Secretary of State Condoleezza Rice (search) acknowledged Friday that John R. Bolton (search) has "rough edges" but said it was time for the Senate to approve his nomination to be U.N. ambassador so he can promote needed reform.

A day after Democrats forced the Republican-run Senate to delay a vote on Bolton until at least next month, Rice called him a "pretty tough person" but added, "There are many people who work for him who would walk through a wall for him."

Bolton has been accused of bullying intelligence officials whose analyses ran counter to his conservative views. His defenders have said he did not mistreat them and is entitled to disagree with intelligence estimates he receives.

Answering questions at the Commonwealth Club (search) during a long weekend trip here, Rice cited the U.N. Human Rights Commission as a key example of why the world body needs an overhaul.

"When you have a commission on human rights and Sudan is on it, nobody can take it seriously," Rice said, referring to a country the Bush administration has accused of engaging in genocide.

"We need to send a strong voice for reform of the United Nations to the United Nations," Rice said.

Democrats have demanded that before the Senate votes on Bolton's nomination, the administration show lawmakers documents on his use of government intelligence on Syria (search). They also want documents about instances in which he requested names of U.S. officials whose communications were secretly picked up by an American spy agency.

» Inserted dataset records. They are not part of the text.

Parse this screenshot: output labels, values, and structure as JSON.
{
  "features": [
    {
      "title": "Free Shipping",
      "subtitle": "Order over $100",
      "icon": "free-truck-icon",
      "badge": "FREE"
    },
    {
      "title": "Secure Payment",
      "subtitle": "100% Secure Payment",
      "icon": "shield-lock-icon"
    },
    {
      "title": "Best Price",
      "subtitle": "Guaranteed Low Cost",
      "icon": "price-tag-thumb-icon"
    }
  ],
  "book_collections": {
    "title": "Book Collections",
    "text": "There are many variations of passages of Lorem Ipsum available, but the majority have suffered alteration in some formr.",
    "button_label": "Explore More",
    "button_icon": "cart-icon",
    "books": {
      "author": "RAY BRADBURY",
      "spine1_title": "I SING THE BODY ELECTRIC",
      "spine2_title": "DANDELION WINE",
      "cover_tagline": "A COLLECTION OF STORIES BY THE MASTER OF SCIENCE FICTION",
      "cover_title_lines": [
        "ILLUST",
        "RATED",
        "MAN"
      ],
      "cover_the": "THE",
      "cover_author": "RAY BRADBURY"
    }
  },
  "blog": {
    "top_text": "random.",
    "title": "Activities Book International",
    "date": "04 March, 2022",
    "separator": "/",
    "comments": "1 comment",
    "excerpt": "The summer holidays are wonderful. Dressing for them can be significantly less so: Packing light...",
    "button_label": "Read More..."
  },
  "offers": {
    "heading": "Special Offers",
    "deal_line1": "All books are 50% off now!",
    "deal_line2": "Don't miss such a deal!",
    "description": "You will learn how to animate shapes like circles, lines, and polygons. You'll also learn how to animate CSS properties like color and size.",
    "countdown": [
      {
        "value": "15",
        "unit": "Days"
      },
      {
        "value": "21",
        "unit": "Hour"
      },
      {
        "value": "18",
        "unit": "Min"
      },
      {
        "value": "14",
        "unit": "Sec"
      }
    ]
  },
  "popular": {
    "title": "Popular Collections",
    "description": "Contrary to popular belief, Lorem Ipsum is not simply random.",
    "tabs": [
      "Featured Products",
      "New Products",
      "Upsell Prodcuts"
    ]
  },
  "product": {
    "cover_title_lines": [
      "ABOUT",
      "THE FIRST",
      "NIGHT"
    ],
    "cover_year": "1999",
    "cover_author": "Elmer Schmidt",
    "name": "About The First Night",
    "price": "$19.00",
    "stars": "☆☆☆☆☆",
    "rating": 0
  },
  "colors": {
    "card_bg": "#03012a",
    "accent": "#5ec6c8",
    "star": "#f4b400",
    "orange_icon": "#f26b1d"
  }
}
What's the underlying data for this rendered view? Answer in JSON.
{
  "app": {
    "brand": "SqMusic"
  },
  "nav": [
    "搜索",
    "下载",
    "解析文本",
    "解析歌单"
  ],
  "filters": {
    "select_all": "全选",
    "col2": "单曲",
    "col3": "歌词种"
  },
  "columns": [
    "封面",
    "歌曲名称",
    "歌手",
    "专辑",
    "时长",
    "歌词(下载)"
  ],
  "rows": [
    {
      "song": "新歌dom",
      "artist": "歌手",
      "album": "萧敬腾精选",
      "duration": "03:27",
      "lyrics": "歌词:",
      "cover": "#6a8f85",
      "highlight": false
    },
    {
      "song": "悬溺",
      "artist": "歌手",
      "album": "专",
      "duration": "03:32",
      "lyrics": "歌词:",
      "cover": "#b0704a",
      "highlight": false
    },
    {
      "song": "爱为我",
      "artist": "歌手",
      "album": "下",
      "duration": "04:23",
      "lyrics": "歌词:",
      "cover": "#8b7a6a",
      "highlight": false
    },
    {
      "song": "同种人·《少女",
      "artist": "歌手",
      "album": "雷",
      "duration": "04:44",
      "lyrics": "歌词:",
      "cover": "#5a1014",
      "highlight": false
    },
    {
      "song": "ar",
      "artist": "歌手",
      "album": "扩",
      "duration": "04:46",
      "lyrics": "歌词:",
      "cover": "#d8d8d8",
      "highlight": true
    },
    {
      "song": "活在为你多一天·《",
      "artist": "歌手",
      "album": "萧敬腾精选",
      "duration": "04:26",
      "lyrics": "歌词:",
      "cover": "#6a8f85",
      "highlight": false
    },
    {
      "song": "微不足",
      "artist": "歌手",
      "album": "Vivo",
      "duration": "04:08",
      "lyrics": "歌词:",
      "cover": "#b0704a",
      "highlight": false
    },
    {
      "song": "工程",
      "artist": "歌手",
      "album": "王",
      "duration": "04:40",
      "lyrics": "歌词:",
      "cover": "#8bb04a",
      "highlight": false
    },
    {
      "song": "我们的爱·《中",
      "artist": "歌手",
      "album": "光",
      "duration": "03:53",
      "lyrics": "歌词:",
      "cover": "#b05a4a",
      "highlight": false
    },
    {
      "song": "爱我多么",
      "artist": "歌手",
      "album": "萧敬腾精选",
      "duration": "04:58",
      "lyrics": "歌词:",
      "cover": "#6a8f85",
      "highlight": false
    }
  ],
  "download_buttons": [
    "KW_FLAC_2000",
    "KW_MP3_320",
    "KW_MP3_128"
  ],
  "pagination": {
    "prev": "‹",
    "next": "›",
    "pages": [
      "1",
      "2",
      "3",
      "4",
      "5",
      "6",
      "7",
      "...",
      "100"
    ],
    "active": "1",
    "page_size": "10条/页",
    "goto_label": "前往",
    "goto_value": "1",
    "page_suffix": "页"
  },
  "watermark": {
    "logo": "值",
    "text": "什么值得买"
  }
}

Shortly after Rice started speaking, three protesters stood up wearing black robes and black hoods and their arms outstretched at their sides, an apparent reference to U.S. abuse of detainees at Iraq's Abu Ghraib prison (search).

The crowd applauded as the protesters, shouting their opposition to the war in Iraq, were taken from the hall.

Rice seemed undisturbed by the interruption.

"In Baghdad, Kabul and soon in Beirut, they too will be able to speak their minds," she said.

About a hundred protestors demonstrated outside Davies Symphony Hall (search), where Rice spoke.

On Iraq, Rice said that country's democracy "is not going to look like the United States of America, but it's not going to look like Saddam's Iraq. And thank God for that, because it was time to get that monster out of the center of Baghdad."

She acknowledged that Iraq's fledging democratic government has had difficulties, and that it is not unusual for historical changes to result in violence. But she added that to date, the Baghdad leadership has not made a compromise "as bad as the one in 1789 that made my ancestors three-fifths of a man, so let's be humble about what they're going through."

Rice was referring to a constitutional compromise in which originally, three-fifths of a state's slaves were counted in deciding the state's representation in Congress and other issues.

Asked about the prospects for withdrawal of American troops from Iraq, she said President Bush believes that step can be taken only after success has been achieved.

"It would not be a good thing to leave before this job is finished," she said.

On Iran, Rice said it would be an "enormously dangerous" situation if Iran were to become a nuclear weapons state.

"We're going to do everything we can to prevent that outcome," she said, adding that Iran "is very much out of step" with trends in the region.

Iranian officials said this week that their country would not develop nuclear weapons and would continue a moratorium on uranium enrichment activities.

Rice has a long association with the San Francisco area, having served as provost at nearby Stanford University (search) before joining the Bush administration in 2001.